→ **Exercise**:
Every record that follows should be written out again without any change.

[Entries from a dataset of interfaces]
+--
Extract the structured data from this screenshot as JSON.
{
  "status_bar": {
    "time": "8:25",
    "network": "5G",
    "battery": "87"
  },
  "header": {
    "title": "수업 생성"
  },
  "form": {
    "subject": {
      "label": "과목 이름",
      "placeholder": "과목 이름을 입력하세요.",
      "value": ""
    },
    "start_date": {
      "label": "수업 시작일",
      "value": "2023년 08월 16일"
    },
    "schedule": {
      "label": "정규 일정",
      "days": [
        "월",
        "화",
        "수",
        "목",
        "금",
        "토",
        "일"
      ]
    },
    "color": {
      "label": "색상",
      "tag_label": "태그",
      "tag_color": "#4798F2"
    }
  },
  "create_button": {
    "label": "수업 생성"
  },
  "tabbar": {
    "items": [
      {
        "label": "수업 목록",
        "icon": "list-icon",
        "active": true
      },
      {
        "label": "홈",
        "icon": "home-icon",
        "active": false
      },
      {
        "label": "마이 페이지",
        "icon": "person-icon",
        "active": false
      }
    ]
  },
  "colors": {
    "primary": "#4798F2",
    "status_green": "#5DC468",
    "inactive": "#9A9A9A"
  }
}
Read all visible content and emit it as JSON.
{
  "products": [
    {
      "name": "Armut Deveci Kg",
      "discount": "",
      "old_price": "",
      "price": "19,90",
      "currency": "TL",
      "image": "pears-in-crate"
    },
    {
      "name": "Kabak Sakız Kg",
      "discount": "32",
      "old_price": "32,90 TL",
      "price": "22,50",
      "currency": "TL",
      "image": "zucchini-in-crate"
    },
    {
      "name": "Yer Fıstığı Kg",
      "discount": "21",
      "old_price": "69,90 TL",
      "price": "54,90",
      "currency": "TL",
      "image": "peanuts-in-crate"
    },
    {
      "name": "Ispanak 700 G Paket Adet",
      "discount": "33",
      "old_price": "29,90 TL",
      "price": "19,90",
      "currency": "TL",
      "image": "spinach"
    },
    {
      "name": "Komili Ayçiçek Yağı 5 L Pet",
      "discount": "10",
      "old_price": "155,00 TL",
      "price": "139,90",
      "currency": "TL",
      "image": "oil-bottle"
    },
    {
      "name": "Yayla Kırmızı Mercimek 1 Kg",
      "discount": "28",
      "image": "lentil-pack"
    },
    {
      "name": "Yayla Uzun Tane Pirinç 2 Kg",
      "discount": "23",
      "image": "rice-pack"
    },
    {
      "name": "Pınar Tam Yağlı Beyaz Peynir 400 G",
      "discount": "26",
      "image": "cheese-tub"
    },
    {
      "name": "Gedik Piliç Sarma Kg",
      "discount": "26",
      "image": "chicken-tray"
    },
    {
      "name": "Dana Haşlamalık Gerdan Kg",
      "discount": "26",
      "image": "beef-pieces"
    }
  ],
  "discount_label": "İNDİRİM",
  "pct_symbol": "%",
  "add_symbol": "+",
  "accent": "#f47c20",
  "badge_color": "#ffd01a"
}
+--
→ **Answer to this problem**:
Extract the structured data from this screenshot as JSON.
{
  "status_bar": {
    "time": "8:25",
    "network": "5G",
    "battery": "87"
  },
  "header": {
    "title": "수업 생성"
  },
  "form": {
    "subject": {
      "label": "과목 이름",
      "placeholder": "과목 이름을 입력하세요.",
      "value": ""
    },
    "start_date": {
      "label": "수업 시작일",
      "value": "2023년 08월 16일"
    },
    "schedule": {
      "label": "정규 일정",
      "days": [
        "월",
        "화",
        "수",
        "목",
        "금",
        "토",
        "일"
      ]
    },
    "color": {
      "label": "색상",
      "tag_label": "태그",
      "tag_color": "#4798F2"
    }
  },
  "create_button": {
    "label": "수업 생성"
  },
  "tabbar": {
    "items": [
      {
        "label": "수업 목록",
        "icon": "list-icon",
        "active": true
      },
      {
        "label": "홈",
        "icon": "home-icon",
        "active": false
      },
      {
        "label": "마이 페이지",
        "icon": "person-icon",
        "active": false
      }
    ]
  },
  "colors": {
    "primary": "#4798F2",
    "status_green": "#5DC468",
    "inactive": "#9A9A9A"
  }
}
Read all visible content and emit it as JSON.
{
  "products": [
    {
      "name": "Armut Deveci Kg",
      "discount": "",
      "old_price": "",
      "price": "19,90",
      "currency": "TL",
      "image": "pears-in-crate"
    },
    {
      "name": "Kabak Sakız Kg",
      "discount": "32",
      "old_price": "32,90 TL",
      "price": "22,50",
      "currency": "TL",
      "image": "zucchini-in-crate"
    },
    {
      "name": "Yer Fıstığı Kg",
      "discount": "21",
      "old_price": "69,90 TL",
      "price": "54,90",
      "currency": "TL",
      "image": "peanuts-in-crate"
    },
    {
      "name": "Ispanak 700 G Paket Adet",
      "discount": "33",
      "old_price": "29,90 TL",
      "price": "19,90",
      "currency": "TL",
      "image": "spinach"
    },
    {
      "name": "Komili Ayçiçek Yağı 5 L Pet",
      "discount": "10",
      "old_price": "155,00 TL",
      "price": "139,90",
      "currency": "TL",
      "image": "oil-bottle"
    },
    {
      "name": "Yayla Kırmızı Mercimek 1 Kg",
      "discount": "28",
      "image": "lentil-pack"
    },
    {
      "name": "Yayla Uzun Tane Pirinç 2 Kg",
      "discount": "23",
      "image": "rice-pack"
    },
    {
      "name": "Pınar Tam Yağlı Beyaz Peynir 400 G",
      "discount": "26",
      "image": "cheese-tub"
    },
    {
      "name": "Gedik Piliç Sarma Kg",
      "discount": "26",
      "image": "chicken-tray"
    },
    {
      "name": "Dana Haşlamalık Gerdan Kg",
      "discount": "26",
      "image": "beef-pieces"
    }
  ],
  "discount_label": "İNDİRİM",
  "pct_symbol": "%",
  "add_symbol": "+",
  "accent": "#f47c20",
  "badge_color": "#ffd01a"
}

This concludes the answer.